EXERCISE
Below are records; report how many of their lines contain the word "iocoder", giving only the number.

(Records from a data collection)
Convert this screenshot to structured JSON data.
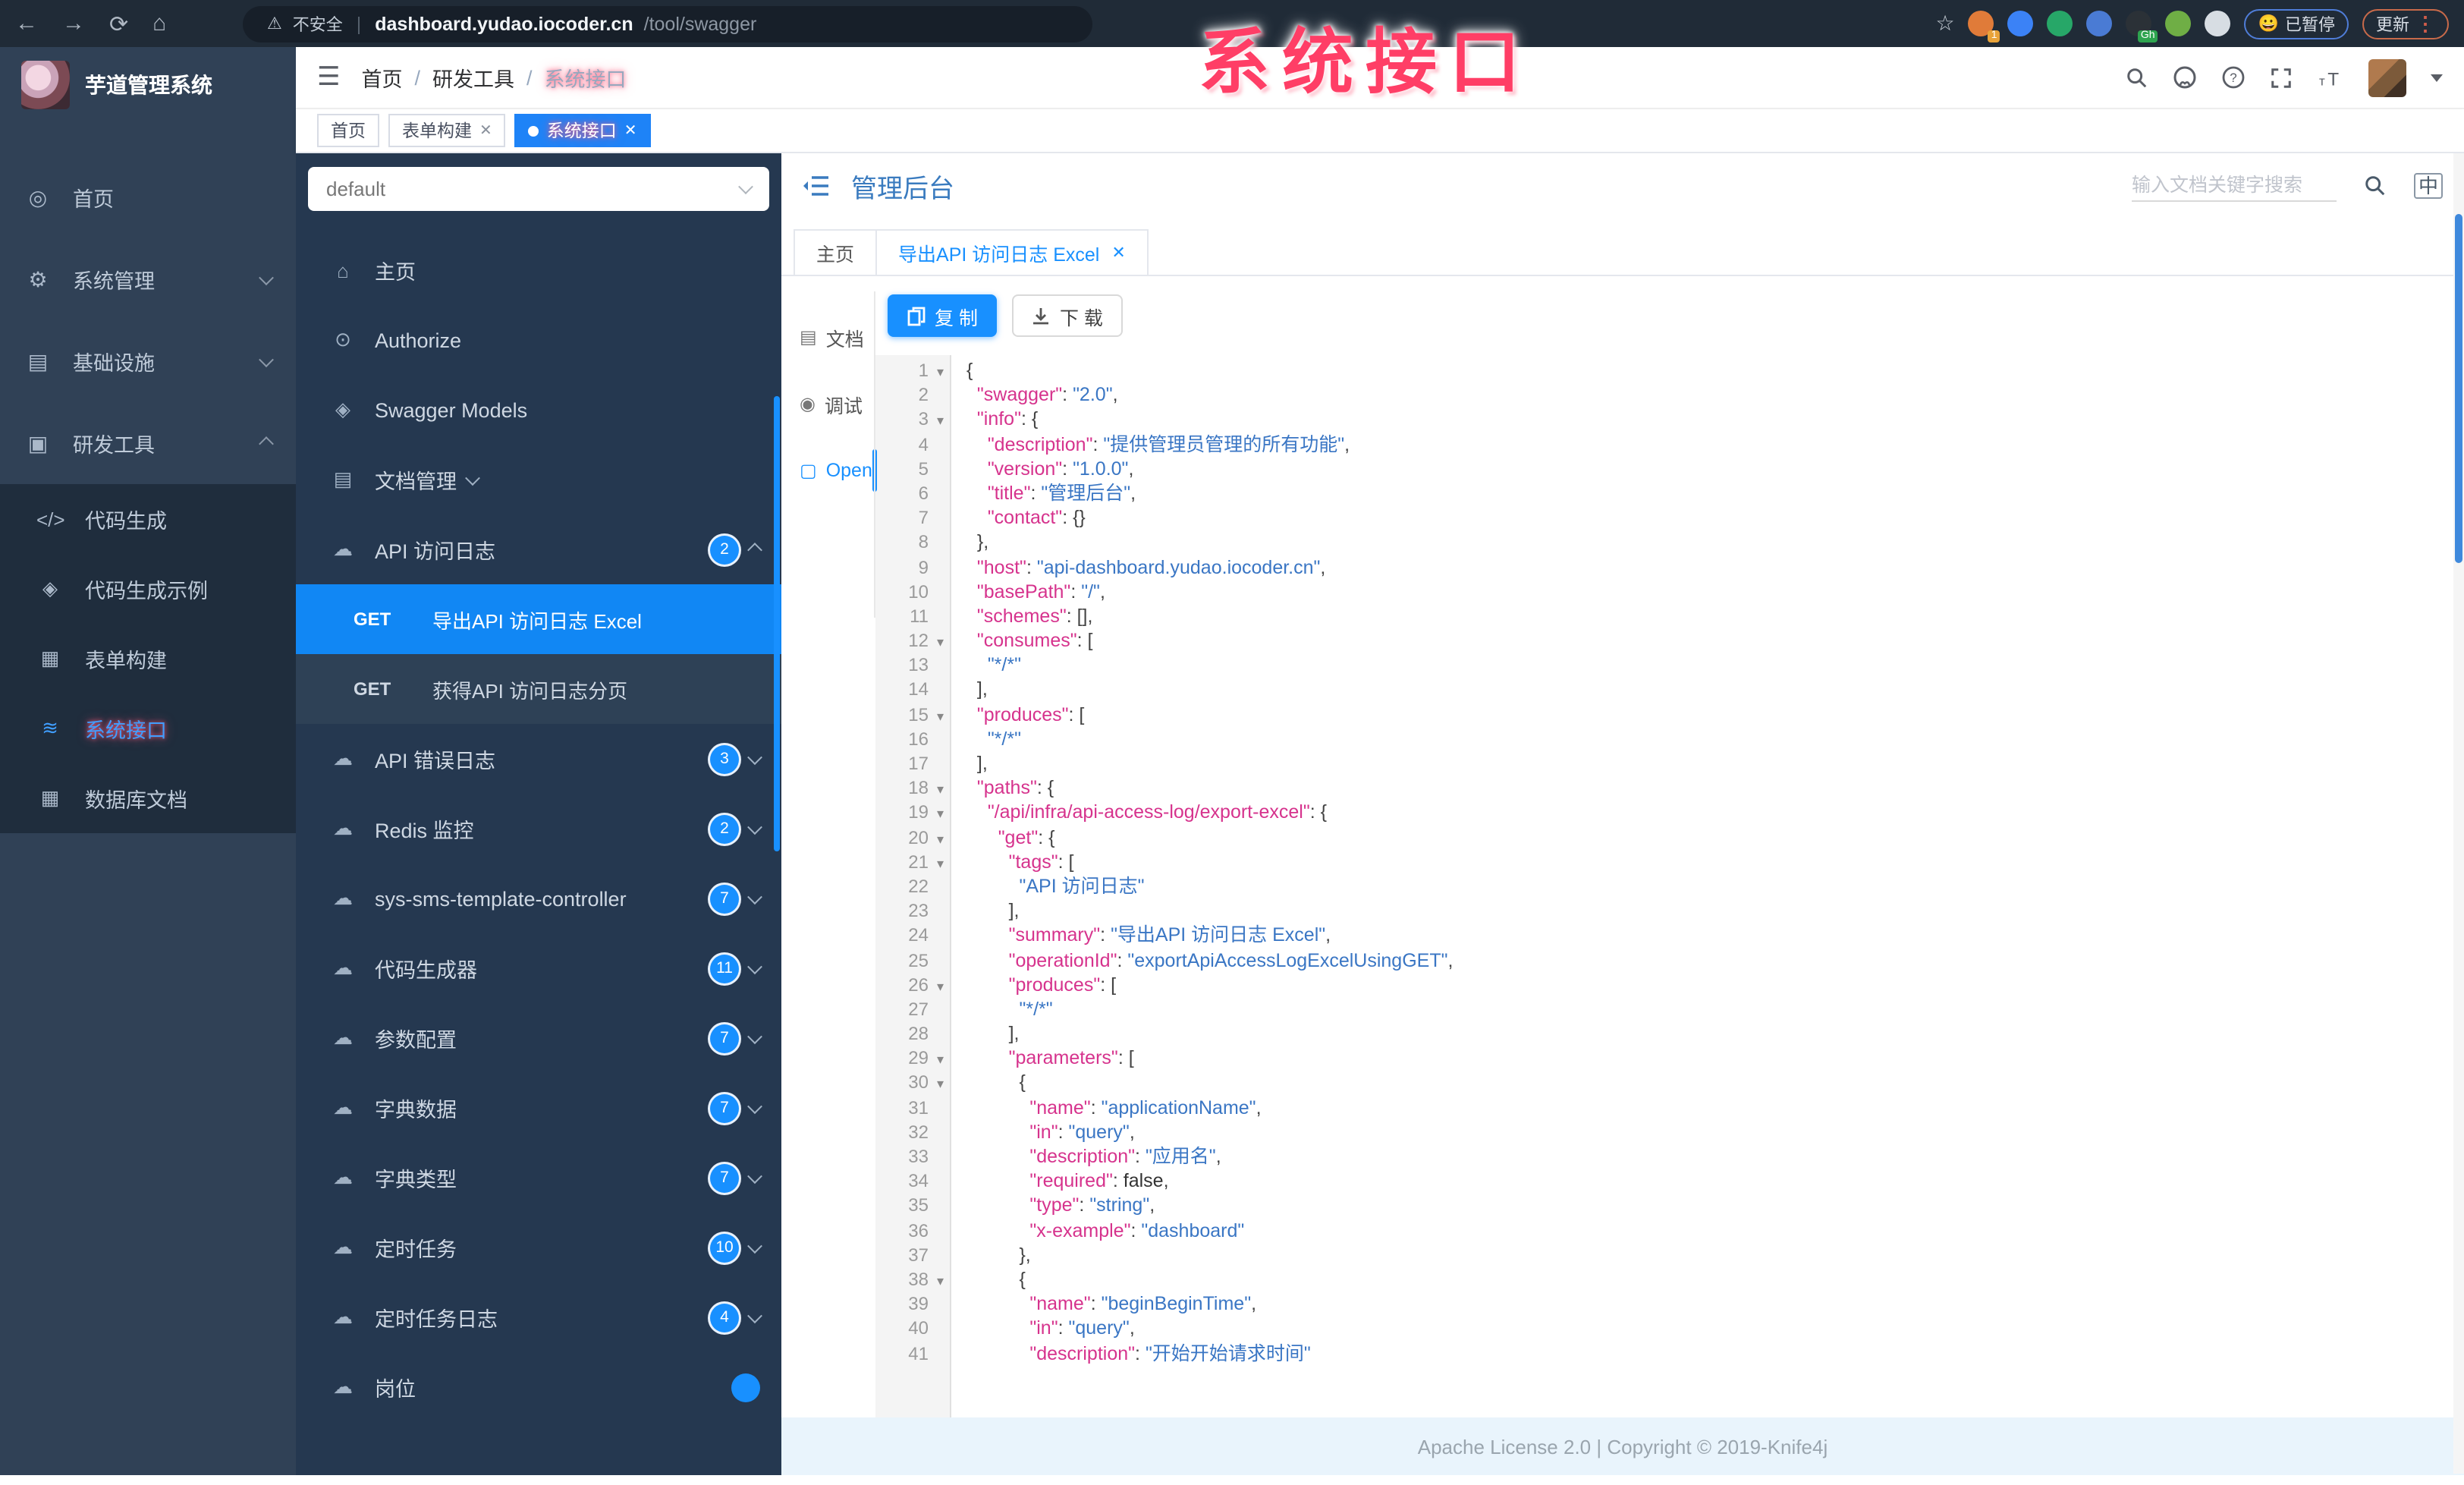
{
  "browser": {
    "back_icon": "←",
    "forward_icon": "→",
    "reload_icon": "⟳",
    "home_icon": "⌂",
    "warning_icon": "⚠",
    "security_label": "不安全",
    "url_host": "dashboard.yudao.iocoder.cn",
    "url_path": "/tool/swagger",
    "bookmark_icon": "☆",
    "extensions": [
      {
        "name": "ext-orange-icon",
        "color": "#e07b39",
        "badge": "1"
      },
      {
        "name": "ext-blue-drop-icon",
        "color": "#3b82f6",
        "badge": ""
      },
      {
        "name": "ext-green-check-icon",
        "color": "#27a768",
        "badge": ""
      },
      {
        "name": "ext-blue-puzzle-icon",
        "color": "#4a7bd4",
        "badge": ""
      },
      {
        "name": "ext-github-icon",
        "color": "#2b3137",
        "badge": "Gh"
      },
      {
        "name": "ext-green-alien-icon",
        "color": "#6fae45",
        "badge": ""
      },
      {
        "name": "ext-white-paw-icon",
        "color": "#d7dde3",
        "badge": ""
      }
    ],
    "paused_pill": "已暂停",
    "paused_emoji": "😀",
    "update_pill": "更新",
    "menu_dots": "⋮"
  },
  "annotation": {
    "text": "系统接口"
  },
  "app_sidebar": {
    "title": "芋道管理系统",
    "items": [
      {
        "label": "首页",
        "icon": "dashboard-icon",
        "glyph": "◎",
        "type": "top"
      },
      {
        "label": "系统管理",
        "icon": "gear-icon",
        "glyph": "⚙",
        "type": "top",
        "chev": "down"
      },
      {
        "label": "基础设施",
        "icon": "infrastructure-icon",
        "glyph": "▤",
        "type": "top",
        "chev": "down"
      },
      {
        "label": "研发工具",
        "icon": "dev-tools-icon",
        "glyph": "▣",
        "type": "top",
        "chev": "up"
      },
      {
        "label": "代码生成",
        "icon": "code-icon",
        "glyph": "</>",
        "type": "sub"
      },
      {
        "label": "代码生成示例",
        "icon": "shield-check-icon",
        "glyph": "◈",
        "type": "sub"
      },
      {
        "label": "表单构建",
        "icon": "form-icon",
        "glyph": "▦",
        "type": "sub"
      },
      {
        "label": "系统接口",
        "icon": "api-icon",
        "glyph": "≋",
        "type": "sub",
        "active": true
      },
      {
        "label": "数据库文档",
        "icon": "database-icon",
        "glyph": "▦",
        "type": "sub"
      }
    ]
  },
  "header": {
    "breadcrumb": [
      "首页",
      "研发工具",
      "系统接口"
    ],
    "separator": "/"
  },
  "tags": [
    {
      "label": "首页",
      "closable": false,
      "active": false
    },
    {
      "label": "表单构建",
      "closable": true,
      "active": false
    },
    {
      "label": "系统接口",
      "closable": true,
      "active": true
    }
  ],
  "swagger_sidebar": {
    "group_selected": "default",
    "items": [
      {
        "label": "主页",
        "icon": "home-icon",
        "glyph": "⌂"
      },
      {
        "label": "Authorize",
        "icon": "authorize-icon",
        "glyph": "⊙"
      },
      {
        "label": "Swagger Models",
        "icon": "models-icon",
        "glyph": "◈"
      },
      {
        "label": "文档管理",
        "icon": "doc-manage-icon",
        "glyph": "▤",
        "chev": "down"
      },
      {
        "label": "API 访问日志",
        "icon": "api-group-icon",
        "glyph": "☁",
        "badge": "2",
        "chev": "up"
      },
      {
        "type": "op",
        "method": "GET",
        "label": "导出API 访问日志 Excel",
        "active": true
      },
      {
        "type": "op",
        "method": "GET",
        "label": "获得API 访问日志分页"
      },
      {
        "label": "API 错误日志",
        "icon": "api-group-icon",
        "glyph": "☁",
        "badge": "3",
        "chev": "down"
      },
      {
        "label": "Redis 监控",
        "icon": "api-group-icon",
        "glyph": "☁",
        "badge": "2",
        "chev": "down"
      },
      {
        "label": "sys-sms-template-controller",
        "icon": "api-group-icon",
        "glyph": "☁",
        "badge": "7",
        "chev": "down"
      },
      {
        "label": "代码生成器",
        "icon": "api-group-icon",
        "glyph": "☁",
        "badge": "11",
        "chev": "down"
      },
      {
        "label": "参数配置",
        "icon": "api-group-icon",
        "glyph": "☁",
        "badge": "7",
        "chev": "down"
      },
      {
        "label": "字典数据",
        "icon": "api-group-icon",
        "glyph": "☁",
        "badge": "7",
        "chev": "down"
      },
      {
        "label": "字典类型",
        "icon": "api-group-icon",
        "glyph": "☁",
        "badge": "7",
        "chev": "down"
      },
      {
        "label": "定时任务",
        "icon": "api-group-icon",
        "glyph": "☁",
        "badge": "10",
        "chev": "down"
      },
      {
        "label": "定时任务日志",
        "icon": "api-group-icon",
        "glyph": "☁",
        "badge": "4",
        "chev": "down"
      },
      {
        "label": "岗位",
        "icon": "api-group-icon",
        "glyph": "☁",
        "partial": true
      }
    ]
  },
  "doc_panel": {
    "title": "管理后台",
    "search_placeholder": "输入文档关键字搜索",
    "lang_toggle": "中",
    "tabs": [
      {
        "label": "主页",
        "closable": false,
        "active": false
      },
      {
        "label": "导出API 访问日志 Excel",
        "closable": true,
        "active": true
      }
    ],
    "mini_nav": [
      {
        "label": "文档",
        "icon": "doc-icon",
        "glyph": "▤"
      },
      {
        "label": "调试",
        "icon": "debug-icon",
        "glyph": "◉"
      },
      {
        "label": "Open",
        "icon": "open-file-icon",
        "glyph": "▢",
        "active": true
      }
    ],
    "copy_label": "复 制",
    "download_label": "下 载",
    "footer": "Apache License 2.0 | Copyright © 2019-Knife4j"
  },
  "code": {
    "lines": [
      {
        "n": 1,
        "fold": true,
        "seg": [
          [
            "p",
            "{"
          ]
        ]
      },
      {
        "n": 2,
        "fold": false,
        "seg": [
          [
            "p",
            "  "
          ],
          [
            "k",
            "\"swagger\""
          ],
          [
            "p",
            ": "
          ],
          [
            "s",
            "\"2.0\""
          ],
          [
            "p",
            ","
          ]
        ]
      },
      {
        "n": 3,
        "fold": true,
        "seg": [
          [
            "p",
            "  "
          ],
          [
            "k",
            "\"info\""
          ],
          [
            "p",
            ": {"
          ]
        ]
      },
      {
        "n": 4,
        "fold": false,
        "seg": [
          [
            "p",
            "    "
          ],
          [
            "k",
            "\"description\""
          ],
          [
            "p",
            ": "
          ],
          [
            "s",
            "\"提供管理员管理的所有功能\""
          ],
          [
            "p",
            ","
          ]
        ]
      },
      {
        "n": 5,
        "fold": false,
        "seg": [
          [
            "p",
            "    "
          ],
          [
            "k",
            "\"version\""
          ],
          [
            "p",
            ": "
          ],
          [
            "s",
            "\"1.0.0\""
          ],
          [
            "p",
            ","
          ]
        ]
      },
      {
        "n": 6,
        "fold": false,
        "seg": [
          [
            "p",
            "    "
          ],
          [
            "k",
            "\"title\""
          ],
          [
            "p",
            ": "
          ],
          [
            "s",
            "\"管理后台\""
          ],
          [
            "p",
            ","
          ]
        ]
      },
      {
        "n": 7,
        "fold": false,
        "seg": [
          [
            "p",
            "    "
          ],
          [
            "k",
            "\"contact\""
          ],
          [
            "p",
            ": {}"
          ]
        ]
      },
      {
        "n": 8,
        "fold": false,
        "seg": [
          [
            "p",
            "  },"
          ]
        ]
      },
      {
        "n": 9,
        "fold": false,
        "seg": [
          [
            "p",
            "  "
          ],
          [
            "k",
            "\"host\""
          ],
          [
            "p",
            ": "
          ],
          [
            "s",
            "\"api-dashboard.yudao.iocoder.cn\""
          ],
          [
            "p",
            ","
          ]
        ]
      },
      {
        "n": 10,
        "fold": false,
        "seg": [
          [
            "p",
            "  "
          ],
          [
            "k",
            "\"basePath\""
          ],
          [
            "p",
            ": "
          ],
          [
            "s",
            "\"/\""
          ],
          [
            "p",
            ","
          ]
        ]
      },
      {
        "n": 11,
        "fold": false,
        "seg": [
          [
            "p",
            "  "
          ],
          [
            "k",
            "\"schemes\""
          ],
          [
            "p",
            ": [],"
          ]
        ]
      },
      {
        "n": 12,
        "fold": true,
        "seg": [
          [
            "p",
            "  "
          ],
          [
            "k",
            "\"consumes\""
          ],
          [
            "p",
            ": ["
          ]
        ]
      },
      {
        "n": 13,
        "fold": false,
        "seg": [
          [
            "p",
            "    "
          ],
          [
            "s",
            "\"*/*\""
          ]
        ]
      },
      {
        "n": 14,
        "fold": false,
        "seg": [
          [
            "p",
            "  ],"
          ]
        ]
      },
      {
        "n": 15,
        "fold": true,
        "seg": [
          [
            "p",
            "  "
          ],
          [
            "k",
            "\"produces\""
          ],
          [
            "p",
            ": ["
          ]
        ]
      },
      {
        "n": 16,
        "fold": false,
        "seg": [
          [
            "p",
            "    "
          ],
          [
            "s",
            "\"*/*\""
          ]
        ]
      },
      {
        "n": 17,
        "fold": false,
        "seg": [
          [
            "p",
            "  ],"
          ]
        ]
      },
      {
        "n": 18,
        "fold": true,
        "seg": [
          [
            "p",
            "  "
          ],
          [
            "k",
            "\"paths\""
          ],
          [
            "p",
            ": {"
          ]
        ]
      },
      {
        "n": 19,
        "fold": true,
        "seg": [
          [
            "p",
            "    "
          ],
          [
            "k",
            "\"/api/infra/api-access-log/export-excel\""
          ],
          [
            "p",
            ": {"
          ]
        ]
      },
      {
        "n": 20,
        "fold": true,
        "seg": [
          [
            "p",
            "      "
          ],
          [
            "k",
            "\"get\""
          ],
          [
            "p",
            ": {"
          ]
        ]
      },
      {
        "n": 21,
        "fold": true,
        "seg": [
          [
            "p",
            "        "
          ],
          [
            "k",
            "\"tags\""
          ],
          [
            "p",
            ": ["
          ]
        ]
      },
      {
        "n": 22,
        "fold": false,
        "seg": [
          [
            "p",
            "          "
          ],
          [
            "s",
            "\"API 访问日志\""
          ]
        ]
      },
      {
        "n": 23,
        "fold": false,
        "seg": [
          [
            "p",
            "        ],"
          ]
        ]
      },
      {
        "n": 24,
        "fold": false,
        "seg": [
          [
            "p",
            "        "
          ],
          [
            "k",
            "\"summary\""
          ],
          [
            "p",
            ": "
          ],
          [
            "s",
            "\"导出API 访问日志 Excel\""
          ],
          [
            "p",
            ","
          ]
        ]
      },
      {
        "n": 25,
        "fold": false,
        "seg": [
          [
            "p",
            "        "
          ],
          [
            "k",
            "\"operationId\""
          ],
          [
            "p",
            ": "
          ],
          [
            "s",
            "\"exportApiAccessLogExcelUsingGET\""
          ],
          [
            "p",
            ","
          ]
        ]
      },
      {
        "n": 26,
        "fold": true,
        "seg": [
          [
            "p",
            "        "
          ],
          [
            "k",
            "\"produces\""
          ],
          [
            "p",
            ": ["
          ]
        ]
      },
      {
        "n": 27,
        "fold": false,
        "seg": [
          [
            "p",
            "          "
          ],
          [
            "s",
            "\"*/*\""
          ]
        ]
      },
      {
        "n": 28,
        "fold": false,
        "seg": [
          [
            "p",
            "        ],"
          ]
        ]
      },
      {
        "n": 29,
        "fold": true,
        "seg": [
          [
            "p",
            "        "
          ],
          [
            "k",
            "\"parameters\""
          ],
          [
            "p",
            ": ["
          ]
        ]
      },
      {
        "n": 30,
        "fold": true,
        "seg": [
          [
            "p",
            "          {"
          ]
        ]
      },
      {
        "n": 31,
        "fold": false,
        "seg": [
          [
            "p",
            "            "
          ],
          [
            "k",
            "\"name\""
          ],
          [
            "p",
            ": "
          ],
          [
            "s",
            "\"applicationName\""
          ],
          [
            "p",
            ","
          ]
        ]
      },
      {
        "n": 32,
        "fold": false,
        "seg": [
          [
            "p",
            "            "
          ],
          [
            "k",
            "\"in\""
          ],
          [
            "p",
            ": "
          ],
          [
            "s",
            "\"query\""
          ],
          [
            "p",
            ","
          ]
        ]
      },
      {
        "n": 33,
        "fold": false,
        "seg": [
          [
            "p",
            "            "
          ],
          [
            "k",
            "\"description\""
          ],
          [
            "p",
            ": "
          ],
          [
            "s",
            "\"应用名\""
          ],
          [
            "p",
            ","
          ]
        ]
      },
      {
        "n": 34,
        "fold": false,
        "seg": [
          [
            "p",
            "            "
          ],
          [
            "k",
            "\"required\""
          ],
          [
            "p",
            ": "
          ],
          [
            "b",
            "false"
          ],
          [
            "p",
            ","
          ]
        ]
      },
      {
        "n": 35,
        "fold": false,
        "seg": [
          [
            "p",
            "            "
          ],
          [
            "k",
            "\"type\""
          ],
          [
            "p",
            ": "
          ],
          [
            "s",
            "\"string\""
          ],
          [
            "p",
            ","
          ]
        ]
      },
      {
        "n": 36,
        "fold": false,
        "seg": [
          [
            "p",
            "            "
          ],
          [
            "k",
            "\"x-example\""
          ],
          [
            "p",
            ": "
          ],
          [
            "s",
            "\"dashboard\""
          ]
        ]
      },
      {
        "n": 37,
        "fold": false,
        "seg": [
          [
            "p",
            "          },"
          ]
        ]
      },
      {
        "n": 38,
        "fold": true,
        "seg": [
          [
            "p",
            "          {"
          ]
        ]
      },
      {
        "n": 39,
        "fold": false,
        "seg": [
          [
            "p",
            "            "
          ],
          [
            "k",
            "\"name\""
          ],
          [
            "p",
            ": "
          ],
          [
            "s",
            "\"beginBeginTime\""
          ],
          [
            "p",
            ","
          ]
        ]
      },
      {
        "n": 40,
        "fold": false,
        "seg": [
          [
            "p",
            "            "
          ],
          [
            "k",
            "\"in\""
          ],
          [
            "p",
            ": "
          ],
          [
            "s",
            "\"query\""
          ],
          [
            "p",
            ","
          ]
        ]
      },
      {
        "n": 41,
        "fold": false,
        "seg": [
          [
            "p",
            "            "
          ],
          [
            "k",
            "\"description\""
          ],
          [
            "p",
            ": "
          ],
          [
            "s",
            "\"开始开始请求时间\""
          ]
        ]
      }
    ]
  }
}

YOUR RESPONSE
2